§ WORK TO BE COMPLETED:
Return each line of the entries that holds the string "December".

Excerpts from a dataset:
········

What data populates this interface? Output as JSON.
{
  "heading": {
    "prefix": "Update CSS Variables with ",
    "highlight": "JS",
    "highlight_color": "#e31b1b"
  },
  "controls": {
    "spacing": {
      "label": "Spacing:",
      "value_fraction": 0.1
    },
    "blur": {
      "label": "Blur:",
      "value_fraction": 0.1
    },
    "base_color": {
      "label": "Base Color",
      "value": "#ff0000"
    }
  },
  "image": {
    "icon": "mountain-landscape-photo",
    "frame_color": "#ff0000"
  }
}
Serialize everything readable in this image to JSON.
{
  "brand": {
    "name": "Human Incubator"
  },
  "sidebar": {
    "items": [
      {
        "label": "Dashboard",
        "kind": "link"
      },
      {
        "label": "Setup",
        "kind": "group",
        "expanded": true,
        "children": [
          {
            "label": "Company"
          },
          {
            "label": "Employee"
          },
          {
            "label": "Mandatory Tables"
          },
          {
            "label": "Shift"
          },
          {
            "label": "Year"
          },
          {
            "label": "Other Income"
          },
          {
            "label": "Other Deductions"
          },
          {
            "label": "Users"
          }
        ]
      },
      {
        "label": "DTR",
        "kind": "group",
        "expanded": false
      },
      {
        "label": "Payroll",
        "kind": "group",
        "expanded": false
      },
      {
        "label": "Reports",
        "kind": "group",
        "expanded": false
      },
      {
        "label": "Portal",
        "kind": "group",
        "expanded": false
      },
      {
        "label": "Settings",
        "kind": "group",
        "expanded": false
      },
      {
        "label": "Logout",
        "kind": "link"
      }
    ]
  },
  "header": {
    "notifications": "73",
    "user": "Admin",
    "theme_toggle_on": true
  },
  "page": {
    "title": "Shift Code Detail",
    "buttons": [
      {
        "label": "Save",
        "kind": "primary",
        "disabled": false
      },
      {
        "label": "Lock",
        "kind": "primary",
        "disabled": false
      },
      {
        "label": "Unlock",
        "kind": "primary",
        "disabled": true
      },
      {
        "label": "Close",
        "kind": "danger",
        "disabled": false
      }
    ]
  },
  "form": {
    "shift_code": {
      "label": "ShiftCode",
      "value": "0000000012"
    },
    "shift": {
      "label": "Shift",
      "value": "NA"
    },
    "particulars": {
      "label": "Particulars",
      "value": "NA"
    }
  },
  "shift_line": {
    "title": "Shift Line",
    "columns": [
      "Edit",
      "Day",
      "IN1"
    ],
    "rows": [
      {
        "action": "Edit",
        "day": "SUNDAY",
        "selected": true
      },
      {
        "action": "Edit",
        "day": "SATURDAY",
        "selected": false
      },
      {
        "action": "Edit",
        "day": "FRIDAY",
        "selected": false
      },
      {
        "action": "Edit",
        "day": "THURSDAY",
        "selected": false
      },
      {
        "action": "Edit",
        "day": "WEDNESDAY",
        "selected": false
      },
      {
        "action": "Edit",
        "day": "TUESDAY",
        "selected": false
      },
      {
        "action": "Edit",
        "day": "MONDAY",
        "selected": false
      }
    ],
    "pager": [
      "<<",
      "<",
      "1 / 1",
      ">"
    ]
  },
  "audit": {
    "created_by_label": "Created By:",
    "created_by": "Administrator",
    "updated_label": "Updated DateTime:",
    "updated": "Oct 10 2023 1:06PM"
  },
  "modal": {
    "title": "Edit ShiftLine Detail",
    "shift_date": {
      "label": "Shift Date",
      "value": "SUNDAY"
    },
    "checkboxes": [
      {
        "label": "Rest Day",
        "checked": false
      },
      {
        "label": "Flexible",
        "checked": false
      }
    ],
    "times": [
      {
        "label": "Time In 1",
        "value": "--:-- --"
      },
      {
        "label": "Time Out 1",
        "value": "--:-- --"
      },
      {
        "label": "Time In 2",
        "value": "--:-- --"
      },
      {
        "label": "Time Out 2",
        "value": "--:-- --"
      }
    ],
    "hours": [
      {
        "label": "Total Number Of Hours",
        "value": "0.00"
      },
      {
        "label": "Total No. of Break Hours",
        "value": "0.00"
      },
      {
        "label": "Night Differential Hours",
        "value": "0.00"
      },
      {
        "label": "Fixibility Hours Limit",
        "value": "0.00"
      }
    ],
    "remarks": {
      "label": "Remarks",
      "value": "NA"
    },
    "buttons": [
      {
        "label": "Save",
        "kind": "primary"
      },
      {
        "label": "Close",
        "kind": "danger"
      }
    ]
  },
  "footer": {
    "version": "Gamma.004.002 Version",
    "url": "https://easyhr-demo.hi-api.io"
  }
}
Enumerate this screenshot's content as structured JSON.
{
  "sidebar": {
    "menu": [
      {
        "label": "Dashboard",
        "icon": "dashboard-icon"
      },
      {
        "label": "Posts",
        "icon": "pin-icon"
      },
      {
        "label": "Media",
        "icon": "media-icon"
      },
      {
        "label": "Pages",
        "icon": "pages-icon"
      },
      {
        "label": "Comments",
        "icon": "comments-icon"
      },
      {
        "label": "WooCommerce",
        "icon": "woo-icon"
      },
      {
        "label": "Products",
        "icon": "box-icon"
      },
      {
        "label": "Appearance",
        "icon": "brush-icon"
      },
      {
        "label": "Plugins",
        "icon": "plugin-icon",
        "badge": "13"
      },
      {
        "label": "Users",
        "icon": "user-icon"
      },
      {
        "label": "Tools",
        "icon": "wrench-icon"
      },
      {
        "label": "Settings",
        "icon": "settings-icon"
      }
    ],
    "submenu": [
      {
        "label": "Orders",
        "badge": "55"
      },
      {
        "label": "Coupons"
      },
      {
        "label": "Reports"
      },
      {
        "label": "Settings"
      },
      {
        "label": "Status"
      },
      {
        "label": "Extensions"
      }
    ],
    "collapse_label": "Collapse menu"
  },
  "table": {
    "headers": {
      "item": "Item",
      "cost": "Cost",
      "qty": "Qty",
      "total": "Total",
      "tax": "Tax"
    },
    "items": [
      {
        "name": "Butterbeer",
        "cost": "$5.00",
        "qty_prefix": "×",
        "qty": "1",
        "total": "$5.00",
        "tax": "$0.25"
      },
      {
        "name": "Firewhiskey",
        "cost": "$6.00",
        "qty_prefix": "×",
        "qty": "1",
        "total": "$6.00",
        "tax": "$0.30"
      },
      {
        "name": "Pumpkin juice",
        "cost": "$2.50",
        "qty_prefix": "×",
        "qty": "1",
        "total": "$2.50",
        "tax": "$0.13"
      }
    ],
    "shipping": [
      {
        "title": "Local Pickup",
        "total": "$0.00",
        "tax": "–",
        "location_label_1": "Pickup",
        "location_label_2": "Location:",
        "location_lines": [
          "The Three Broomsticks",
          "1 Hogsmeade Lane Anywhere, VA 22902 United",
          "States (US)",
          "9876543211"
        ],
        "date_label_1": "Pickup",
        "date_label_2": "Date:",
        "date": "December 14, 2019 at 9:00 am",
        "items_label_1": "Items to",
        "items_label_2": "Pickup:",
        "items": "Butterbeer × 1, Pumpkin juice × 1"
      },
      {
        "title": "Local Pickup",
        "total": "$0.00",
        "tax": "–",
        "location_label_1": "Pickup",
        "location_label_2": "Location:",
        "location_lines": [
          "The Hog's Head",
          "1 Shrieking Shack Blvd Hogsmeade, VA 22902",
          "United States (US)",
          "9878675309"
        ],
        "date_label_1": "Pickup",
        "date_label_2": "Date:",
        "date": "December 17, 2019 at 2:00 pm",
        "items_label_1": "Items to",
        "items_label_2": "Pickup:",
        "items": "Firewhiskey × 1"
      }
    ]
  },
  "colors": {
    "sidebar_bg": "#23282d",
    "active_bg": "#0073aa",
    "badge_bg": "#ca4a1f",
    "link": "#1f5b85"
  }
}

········

§ ANSWER BELOW:
        "date": "December 14, 2019 at 9:00 am",
        "date": "December 17, 2019 at 2:00 pm",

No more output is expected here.